:: REQUIRED WORK ::
Please copy each line of the listing that includes the string "detail".

*** Opening EXTRACTED ENTRIES ***

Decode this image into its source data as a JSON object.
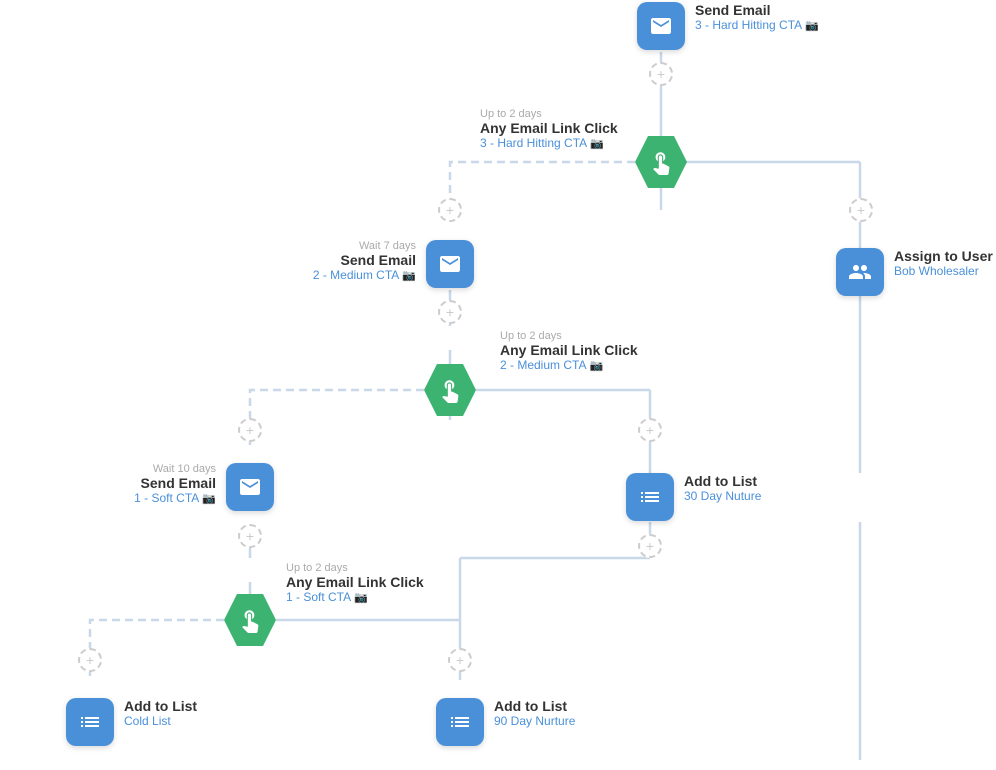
{
  "nodes": {
    "sendEmail1": {
      "title": "Send Email",
      "subtitle": "",
      "detail": "3 - Hard Hitting CTA",
      "type": "email"
    },
    "click1": {
      "subtitle": "Up to 2 days",
      "title": "Any Email Link Click",
      "detail": "3 - Hard Hitting CTA",
      "type": "click"
    },
    "assignUser": {
      "title": "Assign to User",
      "detail": "Bob Wholesaler",
      "type": "assign"
    },
    "sendEmail2": {
      "subtitle": "Wait 7 days",
      "title": "Send Email",
      "detail": "2 - Medium CTA",
      "type": "email"
    },
    "click2": {
      "subtitle": "Up to 2 days",
      "title": "Any Email Link Click",
      "detail": "2 - Medium CTA",
      "type": "click"
    },
    "addToList1": {
      "title": "Add to List",
      "detail": "30 Day Nuture",
      "type": "list"
    },
    "sendEmail3": {
      "subtitle": "Wait 10 days",
      "title": "Send Email",
      "detail": "1 - Soft CTA",
      "type": "email"
    },
    "click3": {
      "subtitle": "Up to 2 days",
      "title": "Any Email Link Click",
      "detail": "1 - Soft CTA",
      "type": "click"
    },
    "addToList2": {
      "title": "Add to List",
      "detail": "Cold List",
      "type": "list"
    },
    "addToList3": {
      "title": "Add to List",
      "detail": "90 Day Nurture",
      "type": "list"
    }
  },
  "icons": {
    "email": "✉",
    "list": "≡",
    "assign": "👤",
    "camera": "📷",
    "plus": "+"
  }
}
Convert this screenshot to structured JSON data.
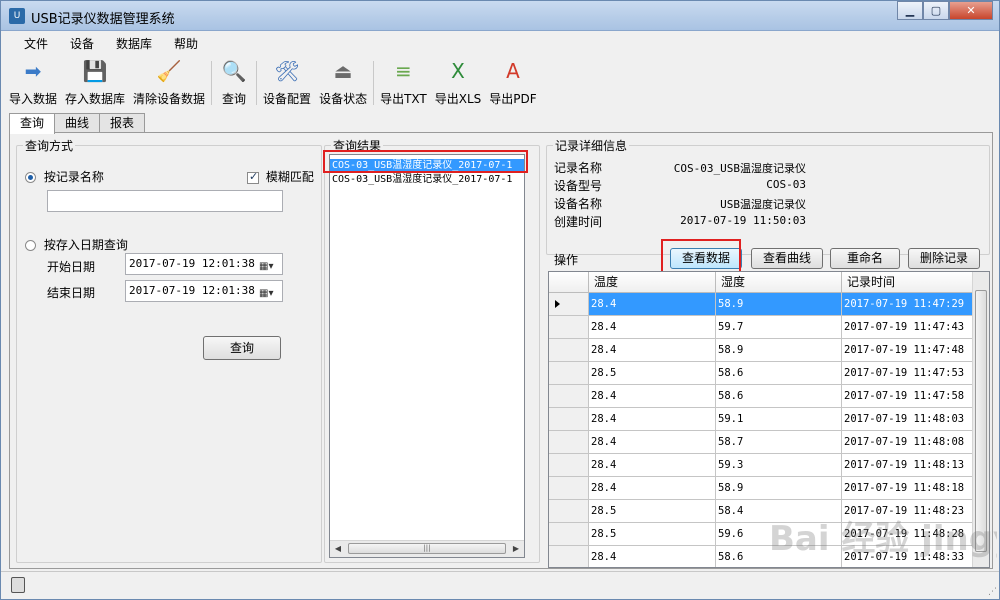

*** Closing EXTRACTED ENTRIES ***

:: EXERCISE RESPONSE ::
      "detail": "3 - Hard Hitting CTA",
      "detail": "3 - Hard Hitting CTA",
      "detail": "Bob Wholesaler",
      "detail": "2 - Medium CTA",
      "detail": "2 - Medium CTA",
      "detail": "30 Day Nuture",
      "detail": "1 - Soft CTA",
      "detail": "1 - Soft CTA",
      "detail": "Cold List",
      "detail": "90 Day Nurture",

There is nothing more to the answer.